Last week the BBA’s concerns were sparked by the lack of judicial discretion in the long-awaited sentencing bill that arrived on Governor Patrick’s desk. The bill, H 4286, has moved through the Massachusetts Senate and House of Representatives after many months of negotiation by a Conference Committee. By way of background, the House and Senate approved their respective sentencing bills in 2001, but each was vastly different. To find common ground, a Conference Committee was appointed to negotiate the differences between the two versions. Despite raising concerns about some of the details of the bill and questions about whether it actually accomplished meaningful reform, the Conference Committee’s bill passed both the House and Senate by a veto proof margin. The BBA acknowledges the hard work and dedication of all of the members of the Conference Committee on this difficult piece of legislation. We only wish that the Conference Committee had retained the judicial discretion portions so important to the fundamental principles of fairness and due process.

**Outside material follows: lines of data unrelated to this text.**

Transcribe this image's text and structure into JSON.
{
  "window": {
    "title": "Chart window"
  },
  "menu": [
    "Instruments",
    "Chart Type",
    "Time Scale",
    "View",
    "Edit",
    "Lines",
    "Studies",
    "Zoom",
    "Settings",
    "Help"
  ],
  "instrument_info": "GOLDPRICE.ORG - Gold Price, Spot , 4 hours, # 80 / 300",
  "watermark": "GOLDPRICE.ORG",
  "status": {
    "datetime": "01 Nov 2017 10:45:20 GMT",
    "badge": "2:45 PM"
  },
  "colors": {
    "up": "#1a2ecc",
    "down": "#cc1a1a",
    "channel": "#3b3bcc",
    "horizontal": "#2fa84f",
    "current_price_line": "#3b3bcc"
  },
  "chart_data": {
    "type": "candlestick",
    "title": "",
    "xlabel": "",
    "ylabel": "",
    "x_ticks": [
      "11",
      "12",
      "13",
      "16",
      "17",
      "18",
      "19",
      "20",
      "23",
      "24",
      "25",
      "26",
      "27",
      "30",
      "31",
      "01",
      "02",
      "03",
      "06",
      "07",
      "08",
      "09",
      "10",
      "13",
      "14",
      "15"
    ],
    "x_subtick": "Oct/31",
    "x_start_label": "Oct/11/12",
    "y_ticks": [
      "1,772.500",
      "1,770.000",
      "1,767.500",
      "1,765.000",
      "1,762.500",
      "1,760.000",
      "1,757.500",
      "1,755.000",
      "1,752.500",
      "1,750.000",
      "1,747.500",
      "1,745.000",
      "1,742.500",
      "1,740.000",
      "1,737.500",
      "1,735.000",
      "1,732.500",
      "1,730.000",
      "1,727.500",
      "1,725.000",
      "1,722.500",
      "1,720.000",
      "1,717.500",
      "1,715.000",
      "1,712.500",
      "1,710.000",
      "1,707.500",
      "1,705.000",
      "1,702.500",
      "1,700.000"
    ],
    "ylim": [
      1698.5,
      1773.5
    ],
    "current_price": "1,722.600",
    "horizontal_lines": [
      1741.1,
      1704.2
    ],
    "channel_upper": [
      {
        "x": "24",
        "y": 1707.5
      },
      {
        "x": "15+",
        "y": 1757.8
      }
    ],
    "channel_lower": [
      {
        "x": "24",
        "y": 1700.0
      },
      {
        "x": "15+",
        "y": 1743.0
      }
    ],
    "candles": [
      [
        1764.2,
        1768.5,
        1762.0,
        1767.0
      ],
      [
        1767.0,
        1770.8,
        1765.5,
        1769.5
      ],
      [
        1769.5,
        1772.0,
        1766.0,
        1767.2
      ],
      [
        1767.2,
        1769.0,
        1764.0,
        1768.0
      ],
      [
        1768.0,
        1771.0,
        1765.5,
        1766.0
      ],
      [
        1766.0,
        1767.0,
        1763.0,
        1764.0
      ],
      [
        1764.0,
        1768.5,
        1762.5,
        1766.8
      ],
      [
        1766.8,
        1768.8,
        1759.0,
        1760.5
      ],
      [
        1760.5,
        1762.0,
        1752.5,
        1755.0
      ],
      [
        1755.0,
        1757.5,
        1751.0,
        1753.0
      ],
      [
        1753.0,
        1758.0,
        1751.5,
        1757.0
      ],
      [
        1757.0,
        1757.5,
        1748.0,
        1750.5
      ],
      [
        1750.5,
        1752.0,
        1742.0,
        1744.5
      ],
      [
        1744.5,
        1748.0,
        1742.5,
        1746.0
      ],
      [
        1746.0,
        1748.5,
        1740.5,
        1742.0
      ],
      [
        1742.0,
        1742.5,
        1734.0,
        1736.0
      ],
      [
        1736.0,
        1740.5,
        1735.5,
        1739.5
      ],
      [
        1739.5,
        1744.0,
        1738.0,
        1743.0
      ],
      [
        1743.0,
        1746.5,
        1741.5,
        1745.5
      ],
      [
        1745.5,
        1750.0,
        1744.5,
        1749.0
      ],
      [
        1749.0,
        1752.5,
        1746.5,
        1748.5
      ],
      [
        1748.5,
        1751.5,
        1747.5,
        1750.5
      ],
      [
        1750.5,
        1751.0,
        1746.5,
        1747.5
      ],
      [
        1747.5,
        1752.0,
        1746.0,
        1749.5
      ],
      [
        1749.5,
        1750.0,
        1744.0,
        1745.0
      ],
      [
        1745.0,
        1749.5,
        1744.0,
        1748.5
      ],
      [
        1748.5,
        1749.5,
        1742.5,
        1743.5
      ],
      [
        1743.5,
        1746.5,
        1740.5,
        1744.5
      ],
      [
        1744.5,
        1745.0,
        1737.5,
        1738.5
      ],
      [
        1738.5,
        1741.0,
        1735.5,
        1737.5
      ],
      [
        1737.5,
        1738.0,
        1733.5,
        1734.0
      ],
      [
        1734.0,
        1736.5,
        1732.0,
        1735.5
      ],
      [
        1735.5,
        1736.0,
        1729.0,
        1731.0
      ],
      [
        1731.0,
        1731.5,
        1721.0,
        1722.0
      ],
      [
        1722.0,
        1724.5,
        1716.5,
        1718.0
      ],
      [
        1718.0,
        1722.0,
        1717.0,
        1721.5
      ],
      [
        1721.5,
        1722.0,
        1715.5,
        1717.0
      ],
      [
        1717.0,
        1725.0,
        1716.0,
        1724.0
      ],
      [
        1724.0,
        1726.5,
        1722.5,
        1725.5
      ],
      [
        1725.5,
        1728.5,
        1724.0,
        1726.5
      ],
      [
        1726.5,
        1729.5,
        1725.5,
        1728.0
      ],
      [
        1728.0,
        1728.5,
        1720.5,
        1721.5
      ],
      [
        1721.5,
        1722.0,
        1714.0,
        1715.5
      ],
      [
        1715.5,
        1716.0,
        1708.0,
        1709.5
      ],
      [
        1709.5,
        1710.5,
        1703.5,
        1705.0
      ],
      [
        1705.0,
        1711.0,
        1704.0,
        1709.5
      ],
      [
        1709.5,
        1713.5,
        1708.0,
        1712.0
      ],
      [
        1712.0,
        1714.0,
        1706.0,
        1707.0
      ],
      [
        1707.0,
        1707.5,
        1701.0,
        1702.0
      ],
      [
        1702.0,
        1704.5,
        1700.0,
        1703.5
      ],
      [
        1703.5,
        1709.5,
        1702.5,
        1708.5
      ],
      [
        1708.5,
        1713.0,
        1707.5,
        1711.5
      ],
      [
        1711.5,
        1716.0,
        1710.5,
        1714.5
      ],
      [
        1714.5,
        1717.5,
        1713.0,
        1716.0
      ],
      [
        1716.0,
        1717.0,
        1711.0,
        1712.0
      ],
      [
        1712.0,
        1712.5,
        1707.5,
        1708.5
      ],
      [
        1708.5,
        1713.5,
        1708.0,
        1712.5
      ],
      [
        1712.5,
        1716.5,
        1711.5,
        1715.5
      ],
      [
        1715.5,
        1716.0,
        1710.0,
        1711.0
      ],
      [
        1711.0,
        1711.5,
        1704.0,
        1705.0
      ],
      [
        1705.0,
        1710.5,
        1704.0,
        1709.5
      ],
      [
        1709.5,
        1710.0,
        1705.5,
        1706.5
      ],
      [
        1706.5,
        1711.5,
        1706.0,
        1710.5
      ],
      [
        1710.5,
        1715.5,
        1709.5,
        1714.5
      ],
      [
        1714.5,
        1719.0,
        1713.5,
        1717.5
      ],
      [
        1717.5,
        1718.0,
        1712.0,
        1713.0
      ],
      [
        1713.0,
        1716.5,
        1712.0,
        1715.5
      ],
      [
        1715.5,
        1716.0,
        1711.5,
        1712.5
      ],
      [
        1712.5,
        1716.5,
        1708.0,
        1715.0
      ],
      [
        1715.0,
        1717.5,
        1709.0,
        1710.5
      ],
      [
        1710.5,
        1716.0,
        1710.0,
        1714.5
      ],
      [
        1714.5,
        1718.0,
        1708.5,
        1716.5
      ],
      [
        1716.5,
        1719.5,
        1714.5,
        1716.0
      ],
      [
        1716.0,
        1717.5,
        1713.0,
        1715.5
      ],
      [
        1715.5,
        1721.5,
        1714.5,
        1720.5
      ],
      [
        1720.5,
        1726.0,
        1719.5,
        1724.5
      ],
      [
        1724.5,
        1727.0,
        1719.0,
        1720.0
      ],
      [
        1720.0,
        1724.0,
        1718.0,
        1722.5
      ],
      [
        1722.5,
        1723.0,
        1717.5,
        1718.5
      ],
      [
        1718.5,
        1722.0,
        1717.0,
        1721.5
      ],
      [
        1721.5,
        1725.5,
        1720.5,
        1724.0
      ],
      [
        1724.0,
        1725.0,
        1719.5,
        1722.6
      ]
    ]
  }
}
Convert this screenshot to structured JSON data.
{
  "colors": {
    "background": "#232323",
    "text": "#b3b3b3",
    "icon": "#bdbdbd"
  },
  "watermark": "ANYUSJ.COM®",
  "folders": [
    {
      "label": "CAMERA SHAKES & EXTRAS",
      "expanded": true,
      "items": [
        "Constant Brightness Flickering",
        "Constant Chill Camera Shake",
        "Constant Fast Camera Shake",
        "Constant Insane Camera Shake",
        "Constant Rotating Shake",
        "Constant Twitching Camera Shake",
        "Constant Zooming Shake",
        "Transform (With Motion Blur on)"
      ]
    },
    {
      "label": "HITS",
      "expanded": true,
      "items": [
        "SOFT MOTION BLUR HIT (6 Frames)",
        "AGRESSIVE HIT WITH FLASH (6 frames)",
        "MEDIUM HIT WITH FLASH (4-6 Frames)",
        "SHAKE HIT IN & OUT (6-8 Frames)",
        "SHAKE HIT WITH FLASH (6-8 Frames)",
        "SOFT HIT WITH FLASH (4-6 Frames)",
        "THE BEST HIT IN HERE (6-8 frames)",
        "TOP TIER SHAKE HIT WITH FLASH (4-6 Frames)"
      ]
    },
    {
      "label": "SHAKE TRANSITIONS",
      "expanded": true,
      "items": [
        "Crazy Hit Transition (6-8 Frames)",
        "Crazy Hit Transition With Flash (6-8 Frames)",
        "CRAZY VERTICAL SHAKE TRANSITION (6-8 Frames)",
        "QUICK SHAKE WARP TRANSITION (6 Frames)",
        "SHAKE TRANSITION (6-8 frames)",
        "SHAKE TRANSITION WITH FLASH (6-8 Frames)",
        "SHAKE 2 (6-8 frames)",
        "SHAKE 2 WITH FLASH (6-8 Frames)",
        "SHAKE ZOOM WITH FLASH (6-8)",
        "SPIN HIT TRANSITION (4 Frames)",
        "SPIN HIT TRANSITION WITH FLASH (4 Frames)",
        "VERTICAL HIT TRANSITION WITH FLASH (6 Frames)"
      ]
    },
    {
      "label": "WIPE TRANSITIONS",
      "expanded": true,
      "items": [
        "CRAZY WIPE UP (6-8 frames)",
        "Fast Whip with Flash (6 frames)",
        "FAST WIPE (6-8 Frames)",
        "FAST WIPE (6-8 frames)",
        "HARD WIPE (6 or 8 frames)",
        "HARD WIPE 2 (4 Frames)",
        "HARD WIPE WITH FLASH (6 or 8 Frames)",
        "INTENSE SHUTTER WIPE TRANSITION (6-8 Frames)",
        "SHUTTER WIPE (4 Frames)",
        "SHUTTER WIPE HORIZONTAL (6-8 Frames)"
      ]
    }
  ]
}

The legislation now awaits action by Governor Patrick. We don’t yet know what Governor Patrick is going to do with this bill. By statute he has ten days to decide and those ten days expire on Sunday. Here are Governor Patrick’s options — he can sign the bill, veto the bill, or he can send the bill back to the legislature with common sense amendments aimed at making this legislation sensible and meaningful.
H 4286 eliminates parole for certain categories of habitual offenders and includes some reforms regarding mandatory minimum sentences for certain drug crimes. The bill also shrinks school zones from 1,000 to 300 feet. Yes, there are aspects of the bill that are an improvement over the current sentencing laws. However, there are some significant things missing from this bill — including real and meaningful reforms for mandatory minimum drug sentences. Of greater concern to the BBA is the lack of judicial discretion in the entire bill.
The BBA has focused on sentencing reform for more than twenty five years. We hope that the Governor will file – and the House and Senate will consider — amendments that will make what is an okay bill a sound, more balanced bill.